This increases to 44% among those aged under 30, compared with 29% of people in their 40s, and 20% aged 50 and over.
In addition, 70% of employees think they will be worse off in retirement than their parents, while those expecting to work past 70 are also more stressed and less engaged with their jobs.
"It's worrying that many who are expecting to retire later are not doing so out of choice," LifeSight head of proposition development, David Bird, said.
"This is not just problematic for individuals, but also for businesses. Employers need to harness their experienced talent in the right way to create a productive and happy workforce."
Of those that expect to retire at 70 or over, 29% are "highly stressed" and 34% are in poor health, compared to 10% and 18% respectively of those who think they will stop working before they are 65.
It was also found that 44% of employees believe they will continue working in some form after quitting their main job before they fully retire, with this belief again most prevalent among young people.
This comes after previous research from SunLife found that 85% of people aged over 50 think they retired too early, with this rising to 88% among those who are now older than 70.
On average, those that are retired or semi-retired think they stopped working two-and-a-half years too early, with less than 10% of people over 70 believing they retired too late.
"The fact that people are retiring later is not bad news in itself, as many studies have revealed numerous benefits associated with working longer," Bird continued.

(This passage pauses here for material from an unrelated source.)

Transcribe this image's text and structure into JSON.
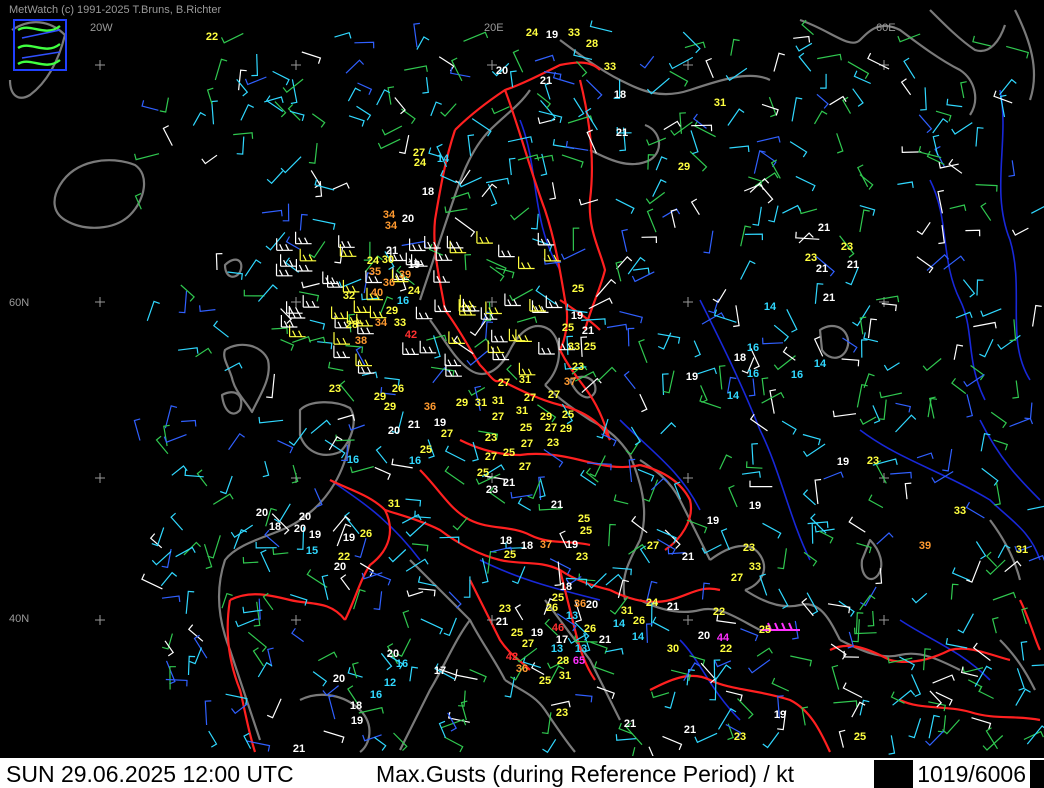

"Businesses need to think about whether their benefit programmes are fit to support an older workforce and provide a productive transition into retirement."